Most of us will never know what it feels like to sit in the cockpit of a Formula 1 car, screaming across the start/finish line towards the first corner at 300 kmph, knowing that even the minutest of miscalculations will have you helplessly careening towards the tire wall with an uncomfortably lightweight chassis the only protection from certain death. But after spending a few hours with F1 2010, you get a sense that this is how it must feel.
Some may argue that Formula 1 is a dull sport. Just fast cars following each other around a track for hours on end with very little overtaking, they say. But the fans know that there’s a lot more to it than that. It’s about fearlessly hitting the apex on a flat-out corner and getting two wheels on the grass at the exit to gain just a few fractions of a second on the car ahead of you. It’s about going for broke on a near-empty tank and worn tires to make up time while your competitors pit in for fuel. It’s about approaching a hairpin at top speed side-by-side with an opponent in a game of chicken to see who can brake later to gain the advantage.
F1 2010 has been designed to be playable by just about anyone with a passing interest in the sport, but only if you understand the importance of these little nuances of Formula 1 will you truly be able to appreciate the attention to detail that has been put into it. Past developers have all done commendable jobs with their respective F1 games, but the racing experts at Codemasters have pushed the genre just a little bit further. It isn’t quite the dramatic change from the last F1 game, Sony’s Formula 1 Championship Edition, but it’s an impressive progression nevertheless, and like any great game, the longer you play, the better it gets.
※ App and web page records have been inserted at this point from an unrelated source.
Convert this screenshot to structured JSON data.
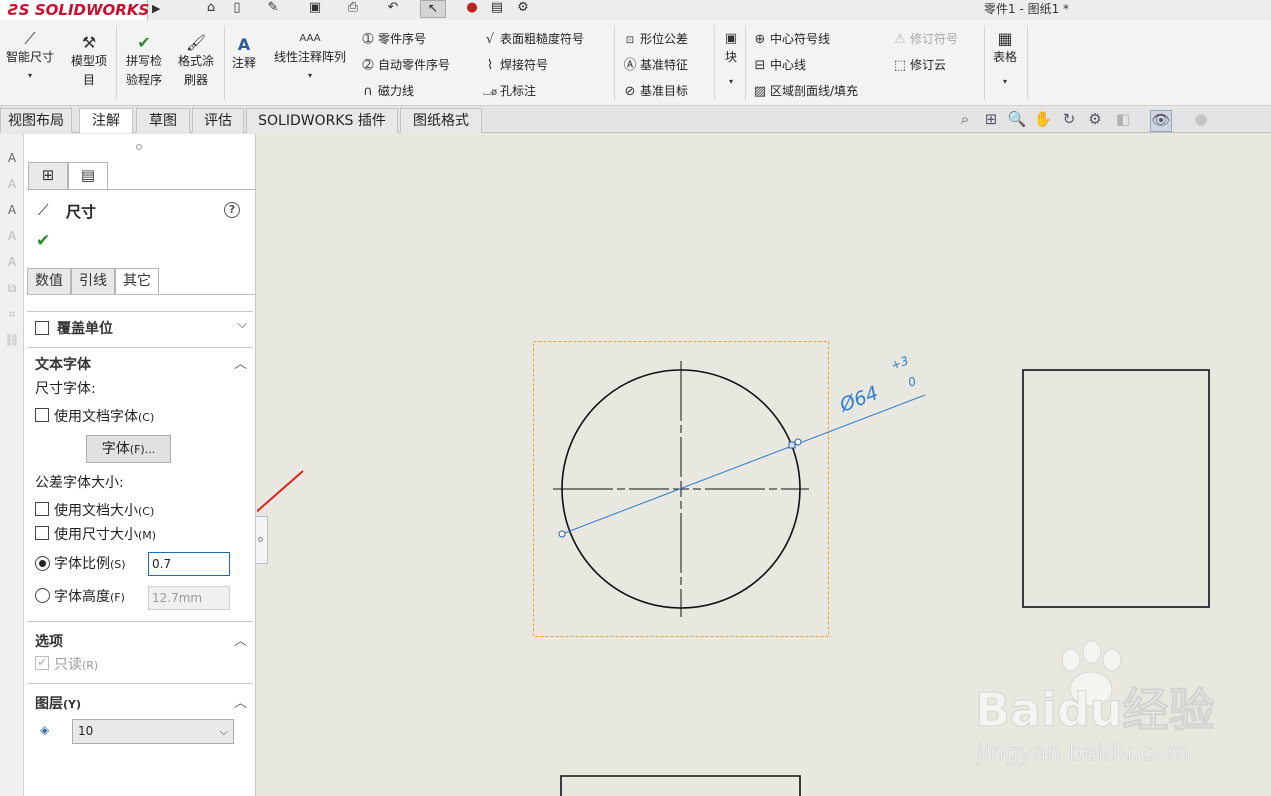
{
  "app": {
    "logo": "SOLIDWORKS",
    "document_title": "零件1 - 图纸1 *"
  },
  "quick_access": {
    "icons": [
      "home-icon",
      "new-doc-icon",
      "open-icon",
      "save-icon",
      "print-icon",
      "undo-icon",
      "select-pointer-icon",
      "rebuild-icon",
      "file-properties-icon",
      "options-gear-icon"
    ]
  },
  "ribbon": {
    "smart_dimension": "智能尺寸",
    "model_items": [
      "模型项",
      "目"
    ],
    "spell_checker": [
      "拼写检",
      "验程序"
    ],
    "format_painter": [
      "格式涂",
      "刷器"
    ],
    "note": "注释",
    "linear_note_pattern": "线性注释阵列",
    "balloon": "零件序号",
    "auto_balloon": "自动零件序号",
    "magnetic_line": "磁力线",
    "surface_finish": "表面粗糙度符号",
    "weld_symbol": "焊接符号",
    "hole_callout": "孔标注",
    "geometric_tolerance": "形位公差",
    "datum_feature": "基准特征",
    "datum_target": "基准目标",
    "block": "块",
    "centermark": "中心符号线",
    "centerline": "中心线",
    "area_hatch": "区域剖面线/填充",
    "revision_symbol": "修订符号",
    "revision_cloud": "修订云",
    "table": "表格"
  },
  "tabs": [
    {
      "label": "视图布局",
      "active": false
    },
    {
      "label": "注解",
      "active": true
    },
    {
      "label": "草图",
      "active": false
    },
    {
      "label": "评估",
      "active": false
    },
    {
      "label": "SOLIDWORKS 插件",
      "active": false
    },
    {
      "label": "图纸格式",
      "active": false
    }
  ],
  "property_manager": {
    "title": "尺寸",
    "sub_tabs": [
      {
        "label": "数值",
        "active": false
      },
      {
        "label": "引线",
        "active": false
      },
      {
        "label": "其它",
        "active": true
      }
    ],
    "override_units": {
      "label": "覆盖单位",
      "checked": false
    },
    "text_fonts": {
      "title": "文本字体",
      "dimension_font_label": "尺寸字体:",
      "use_doc_font": {
        "label": "使用文档字体",
        "hotkey": "(C)",
        "checked": false
      },
      "font_button": {
        "label": "字体",
        "hotkey": "(F)..."
      },
      "tolerance_font_label": "公差字体大小:",
      "use_doc_size": {
        "label": "使用文档大小",
        "hotkey": "(C)",
        "checked": false
      },
      "use_dim_size": {
        "label": "使用尺寸大小",
        "hotkey": "(M)",
        "checked": false
      },
      "font_scale": {
        "label": "字体比例",
        "hotkey": "(S)",
        "selected": true,
        "value": "0.7"
      },
      "font_height": {
        "label": "字体高度",
        "hotkey": "(F)",
        "selected": false,
        "value": "12.7mm"
      }
    },
    "options": {
      "title": "选项",
      "read_only": {
        "label": "只读",
        "hotkey": "(R)",
        "checked": true
      }
    },
    "layer": {
      "title": "图层",
      "hotkey": "(Y)",
      "value": "10"
    }
  },
  "drawing": {
    "dimension_text": "Ø64",
    "tolerance_upper": "+3",
    "tolerance_lower": "0"
  },
  "watermark": {
    "brand": "Baidu经验",
    "url": "jingyan.baidu.com"
  },
  "colors": {
    "canvas_bg": "#e8e7e0",
    "dimension_blue": "#2f7fd0",
    "selection_orange": "#f0a030",
    "annotation_red": "#e0201a",
    "ok_green": "#2f8a2f",
    "logo_red": "#c8102e"
  }
}
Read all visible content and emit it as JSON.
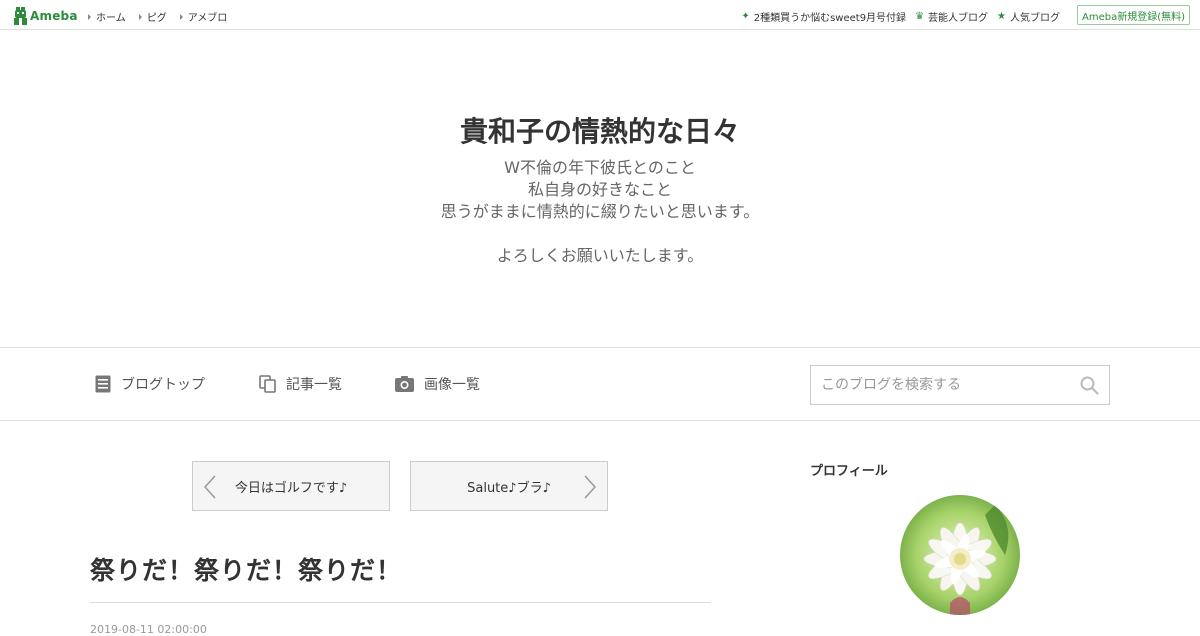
{
  "topbar": {
    "logo_text": "Ameba",
    "nav": [
      "ホーム",
      "ピグ",
      "アメブロ"
    ],
    "right_links": [
      {
        "icon": "sparkle-icon",
        "label": "2種類買うか悩むsweet9月号付録"
      },
      {
        "icon": "crown-icon",
        "label": "芸能人ブログ"
      },
      {
        "icon": "star-icon",
        "label": "人気ブログ"
      }
    ],
    "signup_label": "Ameba新規登録(無料)",
    "accent": "#2d8c3c"
  },
  "header": {
    "title": "貴和子の情熱的な日々",
    "description": [
      "W不倫の年下彼氏とのこと",
      "私自身の好きなこと",
      "思うがままに情熱的に綴りたいと思います。",
      "",
      "よろしくお願いいたします。"
    ]
  },
  "blognav": {
    "items": [
      {
        "icon": "document-icon",
        "label": "ブログトップ"
      },
      {
        "icon": "copy-icon",
        "label": "記事一覧"
      },
      {
        "icon": "camera-icon",
        "label": "画像一覧"
      }
    ],
    "search_placeholder": "このブログを検索する"
  },
  "pager": {
    "prev_label": "今日はゴルフです♪",
    "next_label": "Salute♪ブラ♪"
  },
  "entry": {
    "title": "祭りだ！祭りだ！祭りだ！",
    "date": "2019-08-11 02:00:00"
  },
  "sidebar": {
    "profile_heading": "プロフィール",
    "avatar_icon": "flower-avatar"
  }
}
The career mode is at the center of everything F1 2010, and there’s a clear focus on putting the player in the role of an F1 driver. Formula 1 is a high-profile sport, and the drivers are constantly under media scrutiny. This has also been reflected in the game. You’re often required to answer questions from journalists regarding your race performance, whether it’s an interview in the paddocks after a disastrous result or the post-race media briefing after a podium finish. It’s a great way to expose the player to a side of an F1 driver’s job that we often overlook, but the presentation is lacking and the questions and answers are pretty boring and generic. More importantly, what you say to the media has no real effect on your career, so it’s a lot less effective than it looks.
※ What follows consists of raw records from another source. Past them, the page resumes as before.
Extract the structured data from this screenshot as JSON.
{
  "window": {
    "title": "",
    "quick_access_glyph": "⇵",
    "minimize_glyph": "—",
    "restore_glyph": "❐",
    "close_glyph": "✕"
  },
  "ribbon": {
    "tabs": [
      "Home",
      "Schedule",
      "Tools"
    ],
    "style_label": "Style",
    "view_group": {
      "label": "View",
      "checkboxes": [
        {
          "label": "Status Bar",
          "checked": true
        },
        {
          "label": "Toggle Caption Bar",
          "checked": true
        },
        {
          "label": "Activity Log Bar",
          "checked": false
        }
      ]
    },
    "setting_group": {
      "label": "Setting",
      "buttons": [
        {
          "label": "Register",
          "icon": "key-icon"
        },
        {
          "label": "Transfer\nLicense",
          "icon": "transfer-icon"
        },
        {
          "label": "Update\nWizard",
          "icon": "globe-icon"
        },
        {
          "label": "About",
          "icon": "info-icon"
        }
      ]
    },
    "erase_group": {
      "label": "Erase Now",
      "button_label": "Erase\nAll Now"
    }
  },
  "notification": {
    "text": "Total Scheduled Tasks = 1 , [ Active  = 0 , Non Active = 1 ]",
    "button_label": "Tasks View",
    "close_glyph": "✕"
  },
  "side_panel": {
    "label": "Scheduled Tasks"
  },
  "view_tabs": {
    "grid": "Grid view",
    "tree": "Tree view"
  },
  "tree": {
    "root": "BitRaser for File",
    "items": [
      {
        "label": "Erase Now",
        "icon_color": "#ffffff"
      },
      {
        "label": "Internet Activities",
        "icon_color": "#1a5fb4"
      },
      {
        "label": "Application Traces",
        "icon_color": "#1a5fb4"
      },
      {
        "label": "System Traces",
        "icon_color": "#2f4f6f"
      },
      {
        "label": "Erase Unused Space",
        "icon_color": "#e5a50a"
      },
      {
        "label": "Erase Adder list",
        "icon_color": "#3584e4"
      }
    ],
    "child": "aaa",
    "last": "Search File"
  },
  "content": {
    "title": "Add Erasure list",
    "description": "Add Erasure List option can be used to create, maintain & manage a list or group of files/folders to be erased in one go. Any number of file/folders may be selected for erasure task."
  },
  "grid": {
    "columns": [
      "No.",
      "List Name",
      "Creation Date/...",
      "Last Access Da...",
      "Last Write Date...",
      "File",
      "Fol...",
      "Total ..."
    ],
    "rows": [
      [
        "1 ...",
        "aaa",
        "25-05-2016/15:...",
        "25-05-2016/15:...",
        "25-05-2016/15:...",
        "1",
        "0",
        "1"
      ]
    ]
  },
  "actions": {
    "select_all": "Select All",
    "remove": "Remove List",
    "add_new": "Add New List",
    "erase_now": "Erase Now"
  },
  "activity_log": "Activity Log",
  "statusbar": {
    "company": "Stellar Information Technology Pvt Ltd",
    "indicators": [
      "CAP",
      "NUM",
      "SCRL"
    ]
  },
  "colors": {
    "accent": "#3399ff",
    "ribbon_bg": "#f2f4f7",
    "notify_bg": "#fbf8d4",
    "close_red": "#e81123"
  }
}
Dealing with the media, though, is just a distraction. Once you get into the cockpit, there’s really very little to find fault with. As you would expect, this is as authentic as an F1 game can get; all 12 teams, all 24 drivers, and all 19 circuits accurately recreated and just as you remember them from TV. If you’d just like to get out there and lay rubber on tarmac, you can skip the car set-up options and let your team pick the ideal one for you. But for those who know what they’re doing, there are plenty of tabs and sliders to tinker around with to set up your car to your liking. There’s a middle ground too. Six presets for car set up are available to you during practice sessions, qualifying, and before the race, so if you don’t like the setting that’s been chosen for you, you can try out another preset without having to go through the technicalities of adjusting individual settings.
You’ll have to start with one of the lower rung teams, and work your way up from there. Unless you turn up the assists and lower the difficulty, you won’t be securing too many podium finishes at the start of your career, and you’re not expected to either. You’re set realistic targets for qualifying and race finish like 18th or 20th, and since you won’t be competing for the driver’s championship, you’re main rival in the lower teams will be your teammate. As you will soon find, the position of number one driver in the team is an enticing one, and one that your teammate won’t easily give up. But once you do get there, you get dibs on upgrades, which you can use to suit your driving style.
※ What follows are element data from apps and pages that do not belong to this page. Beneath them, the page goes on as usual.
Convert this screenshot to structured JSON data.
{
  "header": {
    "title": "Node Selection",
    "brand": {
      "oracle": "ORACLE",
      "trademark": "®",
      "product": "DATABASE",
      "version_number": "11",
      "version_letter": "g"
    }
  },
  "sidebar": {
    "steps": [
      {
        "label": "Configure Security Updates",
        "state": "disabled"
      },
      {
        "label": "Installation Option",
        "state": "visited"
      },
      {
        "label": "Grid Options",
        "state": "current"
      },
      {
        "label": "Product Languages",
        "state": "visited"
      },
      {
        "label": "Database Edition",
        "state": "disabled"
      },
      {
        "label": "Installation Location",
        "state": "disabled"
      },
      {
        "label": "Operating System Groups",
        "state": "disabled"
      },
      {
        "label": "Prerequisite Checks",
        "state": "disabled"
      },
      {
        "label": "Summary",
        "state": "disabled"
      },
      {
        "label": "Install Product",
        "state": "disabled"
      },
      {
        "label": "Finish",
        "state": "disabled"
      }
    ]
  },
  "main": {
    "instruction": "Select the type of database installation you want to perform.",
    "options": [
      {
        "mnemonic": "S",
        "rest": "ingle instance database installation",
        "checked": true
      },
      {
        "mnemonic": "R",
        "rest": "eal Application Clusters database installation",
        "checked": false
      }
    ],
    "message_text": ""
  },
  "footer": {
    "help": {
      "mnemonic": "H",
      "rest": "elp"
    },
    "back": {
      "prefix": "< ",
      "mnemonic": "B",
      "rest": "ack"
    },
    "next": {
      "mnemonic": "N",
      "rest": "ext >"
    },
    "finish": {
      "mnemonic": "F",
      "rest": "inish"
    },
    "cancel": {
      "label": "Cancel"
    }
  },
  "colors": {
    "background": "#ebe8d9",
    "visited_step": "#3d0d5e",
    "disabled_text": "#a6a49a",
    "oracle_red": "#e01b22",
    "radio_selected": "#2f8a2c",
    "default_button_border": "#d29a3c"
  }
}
There are plenty of driving assists to ease in new players. The driving line, with color coding for acceleration and braking, is a rather useful one, and something even seasoned players may want to use to learn the ideal driving line and braking zones. You can also turn ABS, traction control and damage on and off as per your comfort level. F1 is all about inch-perfect driving. Slightly late into one corner or a little wide around another can be the difference between ending up 10th or 20th on the starting grid. So to help you erase these little mistakes and start over, the Flashback system from Grid and Dirt 2 makes its way here, allowing you to rewind time and rectify a mistake you made. However, beware that even with all these assists turned on, F1 2010 is not an easy game, and delightfully, with all these assists off, it isn’t impossible either. Neither does the game spoon-feed you by dumbing it down to the point where it feels like you’re on auto-pilot (take a hint, Forza 3), nor does it become so challenging that the process of making it out of each corner unscathed grates on your nerves. There’s a fine balance, and there’s plenty of encouragement to shed away the assists in the form of dwindling lap times.
Followers of Formula 1 will appreciate many of the game’s attention to seemingly small, but eventually game-altering facets. The effect of cool and warm tires and heavy and light fuel loads on your car’s performance can be felt in the handling. You’ll need to adjust your braking points by braking earlier after a pit stop as the heavier car takes just a little bit longer to slow down. You’ll have to be careful not to overheat wet or intermediate tires on drying tracks. Speaking of drying tracks, F1 2010 gets absolutely brutal in the rain. Staying from spinning out around turns lap after lap is a real test of concentration, and overtaking becomes much harder as the water kicked up by the car ahead of you almost amounts to driving blind. Very often just making it to the chequered flag is an accomplishment in itself, and playing the game will make you empathize with perennial backmarkers like the HRTs and Virgins.
There’s support for up to 12 players online, so you won’t have a full field of 24 as in single-player. Games are virtually lag-free, so if you find a bunch of sensible guys to play with, there’s a lot of fun to be had. That’s easier said than done though, because most online players seem to think races are a sprint to see who the first to reach the first corner is. This predictably results in a first-corner pile-up. Online races are more a case of survival and avoiding being taken out by an overzealous opponent than a test of skillful driving to outmaneuver others, so things can get quite frustrating when all you’re looking for is some healthy competition. However, we can’t really fault the game for that. It isn’t the developer’s fault if people don’t how to play the game.
When it comes to Codemasters’ racing games, we expect nothing but brilliance in the graphical department, and F1 2010 doesn’t disappoint regardless of which platform you play on. The menus and loading screens are signature Codies and the track design and car models are equally impressive. Night racing in Singapore is breathtaking and if you can think beyond worrying about keeping your car in a straight line, racing during a downpour amidst lush environs is equally beautiful. The game uses an updated version of Codies’ EGO engine, and it shows its prowess in the rain, lighting and car damage effects. The media interaction is a little lacking on the presentation front, but on the whole, F1 2010 is an outstanding visual spectacle. The roaring engines sound spot-on, and the electronic soundtrack, while somewhat indistinct, works well with the game’s overall design.
Formula 1 has made a return to gaming after over three years, and it’s back with a bang. You can tell that the team at Codemasters loves the sport, with careful attention paid to lots of little details that you’ll probably have to sink 8-10 hours into the game to even notice. It’s a strong platform on which to build a truly great franchise, and while there is a fair amount of work to be done in the off-the-track areas of the game, on the track, where it counts most, F1 2010 may just be the best Formula 1 game ever made.